Richard Henry Jesse was born in Lancaster County, Virginia in the same home as Mary Ball Washington, mother of this country's first president. Jesse was a professor of Latin at Tulane University at the time he was selected to fill the position of president of the University of Missouri in 1891. The following year, Academic Hall burned to the ground, leaving only the landmark columns standing. The Board of Curators was urged by Jesse to rebuild the campus, not only the main building, but to also create additional buildings on campus. In addition to this successful rebuilding, Jesse doubled the seminary fund and quadrupled the income of the University. Jesse created several institutions of the University which are still evident today, including the summer school and university athletics programs. However, one of the most notable changes brought about by his leadership was the change in curriculum from a prescribed or classical course of study to the modern elective system.
Not only was Jesse successful in overseeing these structural and administrative changes, but he was also quite popular with the student body. Being so popular, when Jesse took a leave of absence to travel to Europe, the students rallied at his residence, unharnessed the horses, and pulled the carriage to the train station themselves. Jesse remained president until 1908, when he was forced to resign due to ill health, which ultimately led to his death in 1921. To honor Jesse for his contributions to the University, as well as to commemorate his popularity with students, Jesse Hall was formally dedicated in his honor in January of 1922.
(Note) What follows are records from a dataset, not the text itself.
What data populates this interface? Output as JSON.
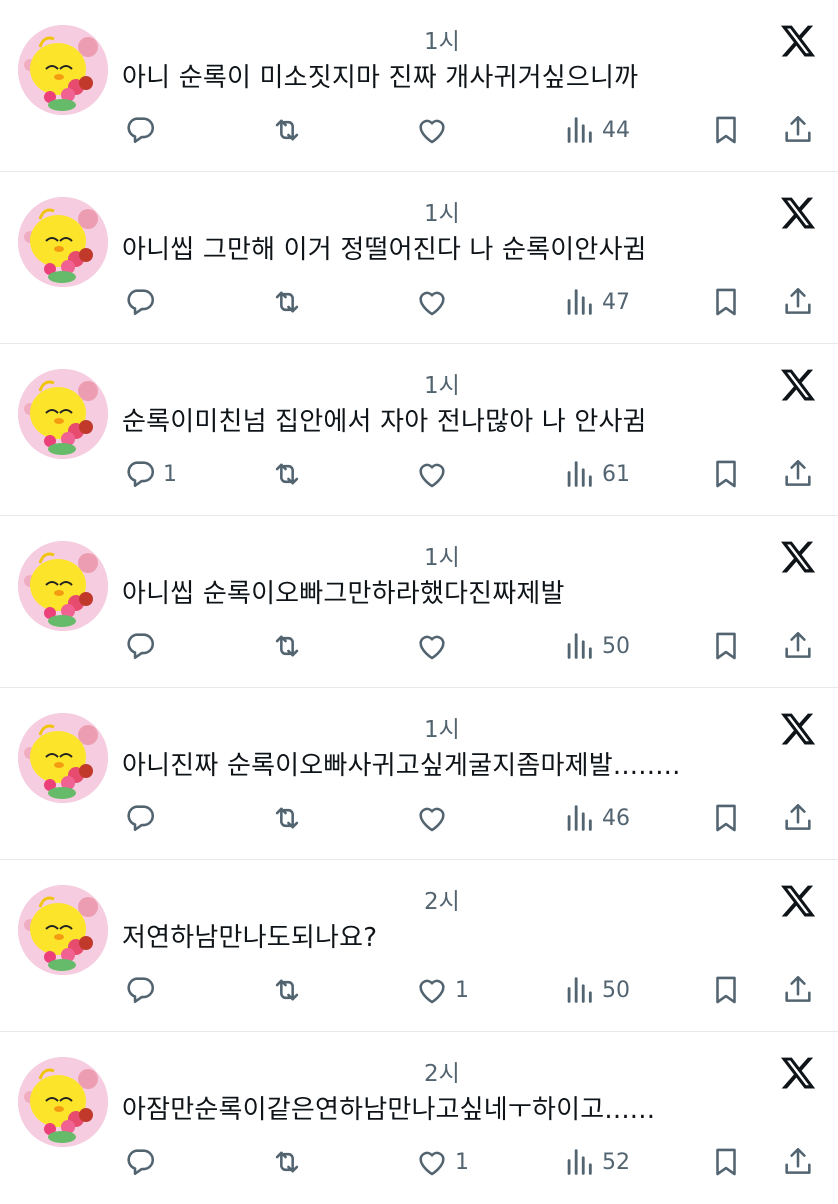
{
  "tweets": [
    {
      "time": "1시",
      "text": "아니 순록이 미소짓지마 진짜 개사귀거싶으니까",
      "reply_count": "",
      "like_count": "",
      "views": "44"
    },
    {
      "time": "1시",
      "text": "아니씹 그만해 이거 정떨어진다 나 순록이안사귐",
      "reply_count": "",
      "like_count": "",
      "views": "47"
    },
    {
      "time": "1시",
      "text": "순록이미친넘 집안에서 자아 전나많아 나 안사귐",
      "reply_count": "1",
      "like_count": "",
      "views": "61"
    },
    {
      "time": "1시",
      "text": "아니씹 순록이오빠그만하라했다진짜제발",
      "reply_count": "",
      "like_count": "",
      "views": "50"
    },
    {
      "time": "1시",
      "text": "아니진짜 순록이오빠사귀고싶게굴지좀마제발........",
      "reply_count": "",
      "like_count": "",
      "views": "46"
    },
    {
      "time": "2시",
      "text": "저연하남만나도되나요?",
      "reply_count": "",
      "like_count": "1",
      "views": "50"
    },
    {
      "time": "2시",
      "text": "아잠만순록이같은연하남만나고싶네ㅜ하이고......",
      "reply_count": "",
      "like_count": "1",
      "views": "52"
    }
  ],
  "icons": {
    "avatar": "yellow-bird-avatar-icon",
    "logo": "x-logo-icon",
    "reply": "reply-icon",
    "retweet": "retweet-icon",
    "like": "heart-icon",
    "views": "views-icon",
    "bookmark": "bookmark-icon",
    "share": "share-icon"
  },
  "colors": {
    "text": "#0f1419",
    "secondary": "#536471",
    "divider": "#e7e9ea",
    "avatar_bg": "#f3c9dc"
  }
}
Severance, Henry O., Richard Henry Jesse, Columbia, Missouri, 1937.
Viles, Jonas, The University Of Missouri: A Centennial History, University of Missouri, 1939.
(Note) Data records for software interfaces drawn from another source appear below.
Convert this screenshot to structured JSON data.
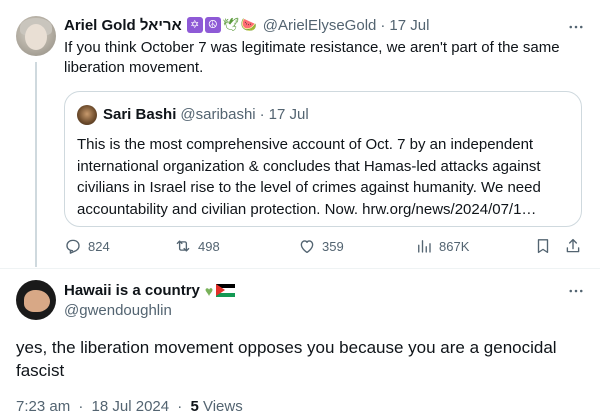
{
  "quoting_tweet": {
    "author_name": "Ariel Gold אריאל",
    "emojis": [
      "✡",
      "☮",
      "🕊",
      "🍉"
    ],
    "handle": "@ArielElyseGold",
    "separator": "·",
    "date": "17 Jul",
    "text": "If you think October 7 was legitimate resistance, we aren't part of the same liberation movement.",
    "quoted": {
      "author_name": "Sari Bashi",
      "handle": "@saribashi",
      "separator": "·",
      "date": "17 Jul",
      "text": "This is the most comprehensive account of Oct. 7 by an independent international organization & concludes that Hamas-led attacks against civilians in Israel rise to the level of crimes against humanity. We need accountability and civilian protection. Now. hrw.org/news/2024/07/1…"
    },
    "actions": {
      "replies": "824",
      "reposts": "498",
      "likes": "359",
      "views": "867K"
    }
  },
  "main_tweet": {
    "author_name": "Hawaii is a country",
    "handle": "@gwendoughlin",
    "text": "yes, the liberation movement opposes you because you are a genocidal fascist",
    "time": "7:23 am",
    "separator": "·",
    "date": "18 Jul 2024",
    "views_count": "5",
    "views_label": "Views"
  },
  "colors": {
    "text": "#0f1419",
    "muted": "#536471",
    "border": "#cfd9de",
    "divider": "#eff3f4"
  },
  "icons": [
    "more-icon",
    "reply-icon",
    "repost-icon",
    "like-icon",
    "views-icon",
    "bookmark-icon",
    "share-icon",
    "green-heart-icon",
    "palestine-flag-icon"
  ]
}
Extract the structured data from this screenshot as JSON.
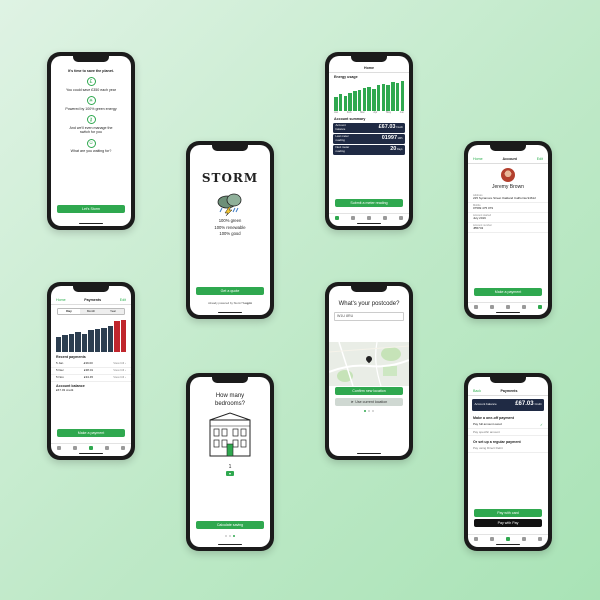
{
  "colors": {
    "accent": "#2fa84f",
    "navy": "#1f2a44",
    "red": "#c0262d",
    "bar": "#2c3e50"
  },
  "onboarding": {
    "heading": "It's time to save the planet.",
    "items": [
      {
        "icon": "pound-icon",
        "glyph": "£",
        "text": "You could save £350 each year"
      },
      {
        "icon": "sun-icon",
        "glyph": "☀",
        "text": "Powered by 100% green energy"
      },
      {
        "icon": "key-icon",
        "glyph": "⚷",
        "text": "And we'll even manage the switch for you"
      },
      {
        "icon": "smile-icon",
        "glyph": "☺",
        "text": "What are you waiting for?"
      }
    ],
    "button": "Let's Storm"
  },
  "home": {
    "title": "Home",
    "section": "Energy usage",
    "bars": [
      0.45,
      0.55,
      0.5,
      0.6,
      0.65,
      0.7,
      0.75,
      0.8,
      0.72,
      0.85,
      0.9,
      0.88,
      0.95,
      0.92,
      1.0
    ],
    "months": [
      "Jan",
      "Feb",
      "Mar",
      "Apr",
      "May",
      "Jun"
    ],
    "summary_title": "Account summary",
    "cards": [
      {
        "label": "Account balance",
        "value": "£67.03",
        "tag": "Credit"
      },
      {
        "label": "Last meter reading",
        "value": "01997",
        "tag": "kWh"
      },
      {
        "label": "Next meter reading",
        "value": "20",
        "tag": "Days"
      }
    ],
    "button": "Submit a meter reading"
  },
  "brand": {
    "logo": "STORM",
    "lines": [
      "100% green",
      "100% renewable",
      "100% good"
    ],
    "button": "Get a quote",
    "footer": "Already powered by Storm?",
    "footer_link": "Log in"
  },
  "account": {
    "back": "Home",
    "title": "Account",
    "edit": "Edit",
    "name": "Jeremy Brown",
    "fields": [
      {
        "label": "Address",
        "value": "225 Sycamore Street Oakland California 94612"
      },
      {
        "label": "Mobile",
        "value": "07599 475 079"
      },
      {
        "label": "Account started",
        "value": "July 2019"
      },
      {
        "label": "Account number",
        "value": "JB5743"
      }
    ],
    "button": "Make a payment"
  },
  "payments": {
    "back": "Home",
    "title": "Payments",
    "edit": "Edit",
    "segments": [
      "Day",
      "Month",
      "Year"
    ],
    "bars": [
      0.45,
      0.5,
      0.55,
      0.6,
      0.55,
      0.65,
      0.7,
      0.72,
      0.78,
      0.92,
      0.95
    ],
    "red_from": 9,
    "section": "Recent payments",
    "rows": [
      {
        "date": "5 Jan",
        "amount": "£39.00",
        "link": "View bill ›"
      },
      {
        "date": "5 Dec",
        "amount": "£38.01",
        "link": "View bill ›"
      },
      {
        "date": "5 Nov",
        "amount": "£34.45",
        "link": "View bill ›"
      }
    ],
    "balance_title": "Account balance",
    "balance": "£67.03 credit",
    "button": "Make a payment"
  },
  "postcode": {
    "heading": "What's your postcode?",
    "input": "W1U 8RU",
    "button": "Confirm new location",
    "button2": "Use current location"
  },
  "bedrooms": {
    "heading": "How many bedrooms?",
    "count": "1",
    "button": "Calculate saving"
  },
  "payment2": {
    "back": "Back",
    "title": "Payments",
    "balance_label": "Account balance",
    "balance": "£67.03",
    "balance_tag": "Credit",
    "oneoff": "Make a one-off payment",
    "opt1": "Pay full amount owed",
    "opt2": "Pay specific amount",
    "regular": "Or set up a regular payment",
    "opt3": "Pay using Direct Debit",
    "pay_card": "Pay with card",
    "pay_apple": "Pay with  Pay"
  }
}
Stephens, Frank F., A History of the University of Missouri, University Press, 1962.
Copyright © Curators of the University of Missouri 2008
Published by: University Archives muarchives.missouri.edu/
Prepared by Nicole Mautino
Revised: 2 June 2008